The 2013 elections were largely considered as a litmus test for Albanian democracy and for the credibility of its European vocation. Although Albanian elites have constantly emphasized their commitment to EU integration, their less ardent commitment to fair and transparent elections have proved that their ‘Europeanism’ is little more than lip-service to the EU officials and, more broadly to the ‘international community’. Yet, the 2013 elections showed no proof of vote-mongering, and no problems with the counting or with the lists have been reported so far. Surprisingly, whereas it has been an established practice on the part of the opposition to fiercely contest the victory of the opponent for the part of almost all the past elections in the country, the center-right coalition and the outgoing Prime Minister Berisha accepted the result and even called for reflection on the part of the Democrats regarding the internal factors leading to the defeat.

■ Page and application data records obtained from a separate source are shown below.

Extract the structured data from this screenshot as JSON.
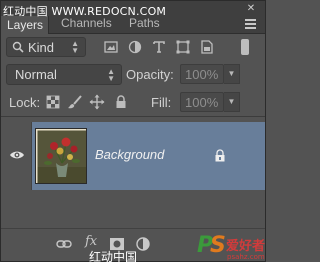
{
  "watermark": {
    "top_text": "红动中国 WWW.REDOCN.COM",
    "bottom_text": "红动中国",
    "logo_text": "PS爱好者",
    "logo_subtext": "psahz.com"
  },
  "tabs": [
    {
      "label": "Layers",
      "active": true
    },
    {
      "label": "Channels",
      "active": false
    },
    {
      "label": "Paths",
      "active": false
    }
  ],
  "filter": {
    "kind_label": "Kind",
    "icons": [
      "pixel-filter-icon",
      "adjustment-filter-icon",
      "type-filter-icon",
      "shape-filter-icon",
      "smart-object-filter-icon"
    ]
  },
  "blend": {
    "mode": "Normal",
    "opacity_label": "Opacity:",
    "opacity_value": "100%"
  },
  "lock": {
    "label": "Lock:",
    "fill_label": "Fill:",
    "fill_value": "100%"
  },
  "layers": [
    {
      "name": "Background",
      "visible": true,
      "locked": true,
      "selected": true
    }
  ],
  "colors": {
    "panel_bg": "#535353",
    "selection": "#687e9a",
    "text": "#d6d6d6"
  }
}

This positive mood seems to have spilled over to Albania’s relations with the neighbors, too. Following in the steps of his predecessor, the former Socialist Prime Minister and the historical leader of the reformed former communist Party, Fatos Nano, Rama promptly promised to improve relations with neighboring Greece and strengthen regional cooperation, particularly with reference to the energy sector, as well as tackle delicate issues such as the deal on naval borders between the two countries. On June 30th, the Greek daily Kathimerini opened with the enthusiastic quote from Rama that the winter is now over, and spring is on its way in the relations between Greece and Albania. (In fact, the Socialist Party’s campaign received broad coverage in the Greek media even before the 23rd June).
The international community rushed to applaud the peaceful and smooth transition. The EU Ambassador in Tirana, Ettore Sequi hailed the peaceful and civic conduct of parties and voters during the 2013 elections as proof of the progressive entrenchment of the European mentality in the Albanian society and among its leaders, and stressed that Albania’s ‘candidate status’ is within reach.

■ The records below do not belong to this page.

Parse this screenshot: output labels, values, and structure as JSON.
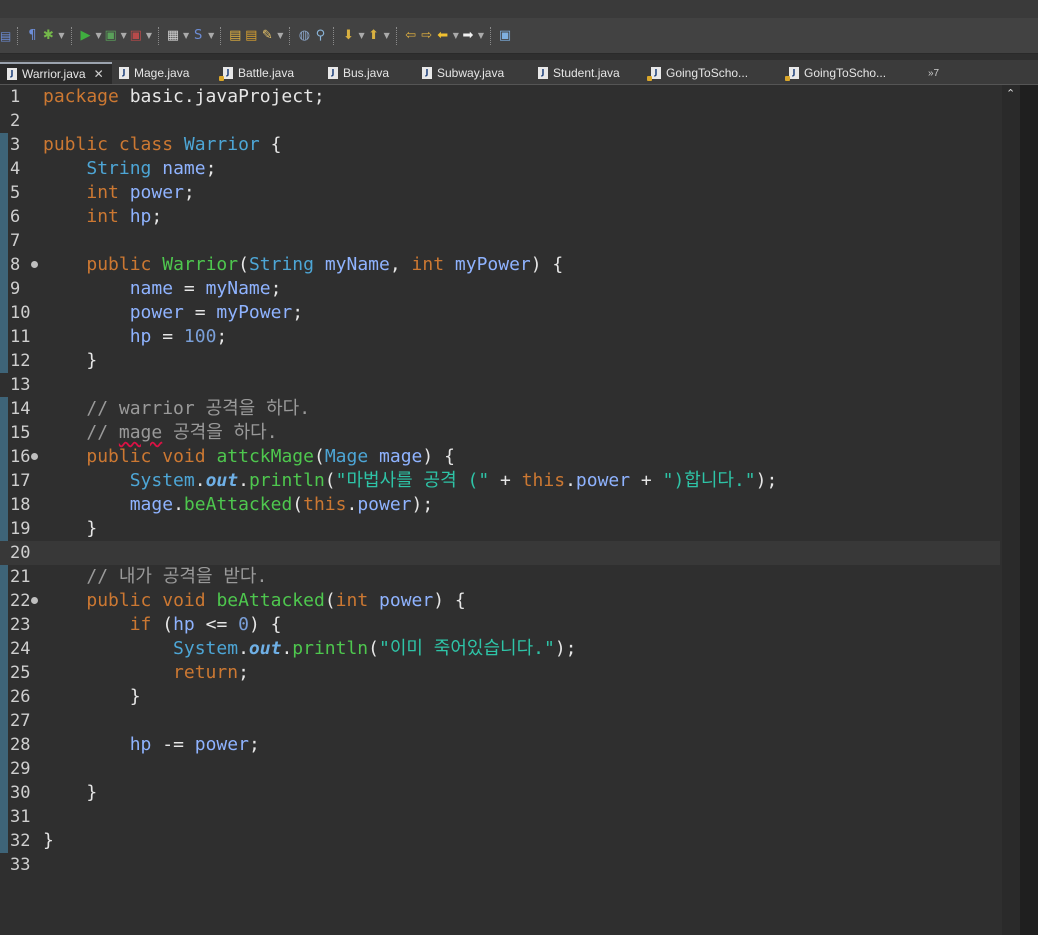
{
  "toolbar": {
    "buttons": [
      {
        "name": "pilcrow-icon",
        "glyph": "¶",
        "color": "#6c8cd5",
        "dropdown": false
      },
      {
        "name": "debug-icon",
        "glyph": "✱",
        "color": "#74b84a",
        "dropdown": true
      },
      {
        "name": "run-icon",
        "glyph": "▶",
        "color": "#3fae3f",
        "dropdown": true
      },
      {
        "name": "run-config-icon",
        "glyph": "▣",
        "color": "#5aa05a",
        "dropdown": true
      },
      {
        "name": "external-tools-icon",
        "glyph": "▣",
        "color": "#b84a4a",
        "dropdown": true
      },
      {
        "name": "new-package-icon",
        "glyph": "▦",
        "color": "#cfcfcf",
        "dropdown": true
      },
      {
        "name": "new-class-icon",
        "glyph": "S",
        "color": "#6c8cd5",
        "dropdown": true
      },
      {
        "name": "open-type-icon",
        "glyph": "▤",
        "color": "#e0b040",
        "dropdown": false
      },
      {
        "name": "open-folder-icon",
        "glyph": "▤",
        "color": "#d8a030",
        "dropdown": false
      },
      {
        "name": "brush-icon",
        "glyph": "✎",
        "color": "#e6c46a",
        "dropdown": true
      },
      {
        "name": "globe-icon",
        "glyph": "◍",
        "color": "#8aa4c8",
        "dropdown": false
      },
      {
        "name": "search-icon",
        "glyph": "⚲",
        "color": "#8ab4d8",
        "dropdown": false
      },
      {
        "name": "annotation-down-icon",
        "glyph": "⬇",
        "color": "#d8b040",
        "dropdown": true
      },
      {
        "name": "annotation-up-icon",
        "glyph": "⬆",
        "color": "#d8b040",
        "dropdown": true
      },
      {
        "name": "last-edit-icon",
        "glyph": "⇦",
        "color": "#e0b040",
        "dropdown": false
      },
      {
        "name": "next-edit-icon",
        "glyph": "⇨",
        "color": "#e0b040",
        "dropdown": false
      },
      {
        "name": "back-icon",
        "glyph": "⬅",
        "color": "#f0c030",
        "dropdown": true
      },
      {
        "name": "forward-icon",
        "glyph": "➡",
        "color": "#f0f0f0",
        "dropdown": true
      },
      {
        "name": "perspective-icon",
        "glyph": "▣",
        "color": "#7fb0e0",
        "dropdown": false
      }
    ]
  },
  "tabs": [
    {
      "label": "Warrior.java",
      "active": true,
      "closable": true,
      "icon": "java-file-icon"
    },
    {
      "label": "Mage.java",
      "active": false,
      "icon": "java-file-icon"
    },
    {
      "label": "Battle.java",
      "active": false,
      "icon": "java-run-file-icon"
    },
    {
      "label": "Bus.java",
      "active": false,
      "icon": "java-file-icon"
    },
    {
      "label": "Subway.java",
      "active": false,
      "icon": "java-file-icon"
    },
    {
      "label": "Student.java",
      "active": false,
      "icon": "java-file-icon"
    },
    {
      "label": "GoingToScho...",
      "active": false,
      "icon": "java-run-file-icon"
    },
    {
      "label": "GoingToScho...",
      "active": false,
      "icon": "java-run-file-icon"
    }
  ],
  "tabs_overflow": "»7",
  "editor": {
    "current_line": 20,
    "lines": [
      {
        "n": "1",
        "fold": false,
        "tokens": [
          [
            "kw",
            "package"
          ],
          [
            "pl",
            " basic.javaProject;"
          ]
        ]
      },
      {
        "n": "2",
        "fold": false,
        "tokens": []
      },
      {
        "n": "3",
        "fold": false,
        "tokens": [
          [
            "kw",
            "public"
          ],
          [
            "pl",
            " "
          ],
          [
            "kw",
            "class"
          ],
          [
            "pl",
            " "
          ],
          [
            "ty",
            "Warrior"
          ],
          [
            "pl",
            " {"
          ]
        ]
      },
      {
        "n": "4",
        "fold": false,
        "tokens": [
          [
            "pl",
            "    "
          ],
          [
            "ty",
            "String"
          ],
          [
            "pl",
            " "
          ],
          [
            "fld",
            "name"
          ],
          [
            "pl",
            ";"
          ]
        ]
      },
      {
        "n": "5",
        "fold": false,
        "tokens": [
          [
            "pl",
            "    "
          ],
          [
            "kw",
            "int"
          ],
          [
            "pl",
            " "
          ],
          [
            "fld",
            "power"
          ],
          [
            "pl",
            ";"
          ]
        ]
      },
      {
        "n": "6",
        "fold": false,
        "tokens": [
          [
            "pl",
            "    "
          ],
          [
            "kw",
            "int"
          ],
          [
            "pl",
            " "
          ],
          [
            "fld",
            "hp"
          ],
          [
            "pl",
            ";"
          ]
        ]
      },
      {
        "n": "7",
        "fold": false,
        "tokens": []
      },
      {
        "n": "8",
        "fold": true,
        "tokens": [
          [
            "pl",
            "    "
          ],
          [
            "kw",
            "public"
          ],
          [
            "pl",
            " "
          ],
          [
            "fn",
            "Warrior"
          ],
          [
            "pl",
            "("
          ],
          [
            "ty",
            "String"
          ],
          [
            "pl",
            " "
          ],
          [
            "fld",
            "myName"
          ],
          [
            "pl",
            ", "
          ],
          [
            "kw",
            "int"
          ],
          [
            "pl",
            " "
          ],
          [
            "fld",
            "myPower"
          ],
          [
            "pl",
            ") {"
          ]
        ]
      },
      {
        "n": "9",
        "fold": false,
        "tokens": [
          [
            "pl",
            "        "
          ],
          [
            "fld",
            "name"
          ],
          [
            "pl",
            " = "
          ],
          [
            "fld",
            "myName"
          ],
          [
            "pl",
            ";"
          ]
        ]
      },
      {
        "n": "10",
        "fold": false,
        "tokens": [
          [
            "pl",
            "        "
          ],
          [
            "fld",
            "power"
          ],
          [
            "pl",
            " = "
          ],
          [
            "fld",
            "myPower"
          ],
          [
            "pl",
            ";"
          ]
        ]
      },
      {
        "n": "11",
        "fold": false,
        "tokens": [
          [
            "pl",
            "        "
          ],
          [
            "fld",
            "hp"
          ],
          [
            "pl",
            " = "
          ],
          [
            "num",
            "100"
          ],
          [
            "pl",
            ";"
          ]
        ]
      },
      {
        "n": "12",
        "fold": false,
        "tokens": [
          [
            "pl",
            "    }"
          ]
        ]
      },
      {
        "n": "13",
        "fold": false,
        "tokens": []
      },
      {
        "n": "14",
        "fold": false,
        "tokens": [
          [
            "pl",
            "    "
          ],
          [
            "cm",
            "// warrior 공격을 하다."
          ]
        ]
      },
      {
        "n": "15",
        "fold": false,
        "tokens": [
          [
            "pl",
            "    "
          ],
          [
            "cm",
            "// "
          ],
          [
            "cm squig",
            "mage"
          ],
          [
            "cm",
            " 공격을 하다."
          ]
        ]
      },
      {
        "n": "16",
        "fold": true,
        "tokens": [
          [
            "pl",
            "    "
          ],
          [
            "kw",
            "public"
          ],
          [
            "pl",
            " "
          ],
          [
            "kw",
            "void"
          ],
          [
            "pl",
            " "
          ],
          [
            "fn",
            "attckMage"
          ],
          [
            "pl",
            "("
          ],
          [
            "ty",
            "Mage"
          ],
          [
            "pl",
            " "
          ],
          [
            "fld",
            "mage"
          ],
          [
            "pl",
            ") {"
          ]
        ]
      },
      {
        "n": "17",
        "fold": false,
        "tokens": [
          [
            "pl",
            "        "
          ],
          [
            "ty",
            "System"
          ],
          [
            "pl",
            "."
          ],
          [
            "st",
            "out"
          ],
          [
            "pl",
            "."
          ],
          [
            "fn",
            "println"
          ],
          [
            "pl",
            "("
          ],
          [
            "str",
            "\"마법사를 공격 (\""
          ],
          [
            "pl",
            " + "
          ],
          [
            "kw",
            "this"
          ],
          [
            "pl",
            "."
          ],
          [
            "fld",
            "power"
          ],
          [
            "pl",
            " + "
          ],
          [
            "str",
            "\")합니다.\""
          ],
          [
            "pl",
            ");"
          ]
        ]
      },
      {
        "n": "18",
        "fold": false,
        "tokens": [
          [
            "pl",
            "        "
          ],
          [
            "fld",
            "mage"
          ],
          [
            "pl",
            "."
          ],
          [
            "fn",
            "beAttacked"
          ],
          [
            "pl",
            "("
          ],
          [
            "kw",
            "this"
          ],
          [
            "pl",
            "."
          ],
          [
            "fld",
            "power"
          ],
          [
            "pl",
            ");"
          ]
        ]
      },
      {
        "n": "19",
        "fold": false,
        "tokens": [
          [
            "pl",
            "    }"
          ]
        ]
      },
      {
        "n": "20",
        "fold": false,
        "tokens": []
      },
      {
        "n": "21",
        "fold": false,
        "tokens": [
          [
            "pl",
            "    "
          ],
          [
            "cm",
            "// 내가 공격을 받다."
          ]
        ]
      },
      {
        "n": "22",
        "fold": true,
        "tokens": [
          [
            "pl",
            "    "
          ],
          [
            "kw",
            "public"
          ],
          [
            "pl",
            " "
          ],
          [
            "kw",
            "void"
          ],
          [
            "pl",
            " "
          ],
          [
            "fn",
            "beAttacked"
          ],
          [
            "pl",
            "("
          ],
          [
            "kw",
            "int"
          ],
          [
            "pl",
            " "
          ],
          [
            "fld",
            "power"
          ],
          [
            "pl",
            ") {"
          ]
        ]
      },
      {
        "n": "23",
        "fold": false,
        "tokens": [
          [
            "pl",
            "        "
          ],
          [
            "kw",
            "if"
          ],
          [
            "pl",
            " ("
          ],
          [
            "fld",
            "hp"
          ],
          [
            "pl",
            " <= "
          ],
          [
            "num",
            "0"
          ],
          [
            "pl",
            ") {"
          ]
        ]
      },
      {
        "n": "24",
        "fold": false,
        "tokens": [
          [
            "pl",
            "            "
          ],
          [
            "ty",
            "System"
          ],
          [
            "pl",
            "."
          ],
          [
            "st",
            "out"
          ],
          [
            "pl",
            "."
          ],
          [
            "fn",
            "println"
          ],
          [
            "pl",
            "("
          ],
          [
            "str",
            "\"이미 죽어있습니다.\""
          ],
          [
            "pl",
            ");"
          ]
        ]
      },
      {
        "n": "25",
        "fold": false,
        "tokens": [
          [
            "pl",
            "            "
          ],
          [
            "kw",
            "return"
          ],
          [
            "pl",
            ";"
          ]
        ]
      },
      {
        "n": "26",
        "fold": false,
        "tokens": [
          [
            "pl",
            "        }"
          ]
        ]
      },
      {
        "n": "27",
        "fold": false,
        "tokens": []
      },
      {
        "n": "28",
        "fold": false,
        "tokens": [
          [
            "pl",
            "        "
          ],
          [
            "fld",
            "hp"
          ],
          [
            "pl",
            " -= "
          ],
          [
            "fld",
            "power"
          ],
          [
            "pl",
            ";"
          ]
        ]
      },
      {
        "n": "29",
        "fold": false,
        "tokens": []
      },
      {
        "n": "30",
        "fold": false,
        "tokens": [
          [
            "pl",
            "    }"
          ]
        ]
      },
      {
        "n": "31",
        "fold": false,
        "tokens": []
      },
      {
        "n": "32",
        "fold": false,
        "tokens": [
          [
            "pl",
            "}"
          ]
        ]
      },
      {
        "n": "33",
        "fold": false,
        "tokens": []
      }
    ]
  },
  "scrollbar": {
    "up_glyph": "⌃"
  }
}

European integration is largely perceived in the country as the grand finalite, the end of transition and the only viable political option. Yet, democratization takes more than style and rhetoric, and Albanian politicians have often demonstrated an inability or lack of will to think outside the box of party or individual self-interest. The EU norms and democratic requirements have been often translated domestically to the counter effect of perpetuating formalism and procedural democracy. Democratization and modernization of the public administration will be a hefty task for the new government.
Another challenge Rama faces is internal: he will have to return the debt he owes to the SMI for joining forces in these elections. This will mean awarding SMI with key ministerial posts, which might cause resentment and frustration among the Socialists. His relationship with the opposition, the Democrat President, and the judiciary are crucial tests for Rama, himself, and more broadly, Albanian democracy, too. There are many who anticipate a revanchist campaign against the former power cupola in the course of Rama’s much promised war against corruption. But this would certainly bring authoritarian reminiscences, and the memory of the imprisonment of his Socialist predecessor, Fatos Nano by the Democrat-led government in 1993. Rama would certainly not want to invite comparisons with his sworn enemy till a fortnight ago.
Apart from politics, the new government will be faced with economic challenges, such as the significant decrease in emigrants’ remittances—many of them from Albanian emigrants in Greece—and a broader economic crisis which does not leave much space for improvisation. Yet, the current challenge for the ingoing majority is to keep the positive post-electoral spirit alive, and keep internal tensions unearthed, at least till the outgoing government hands peacefully over to the new one in September.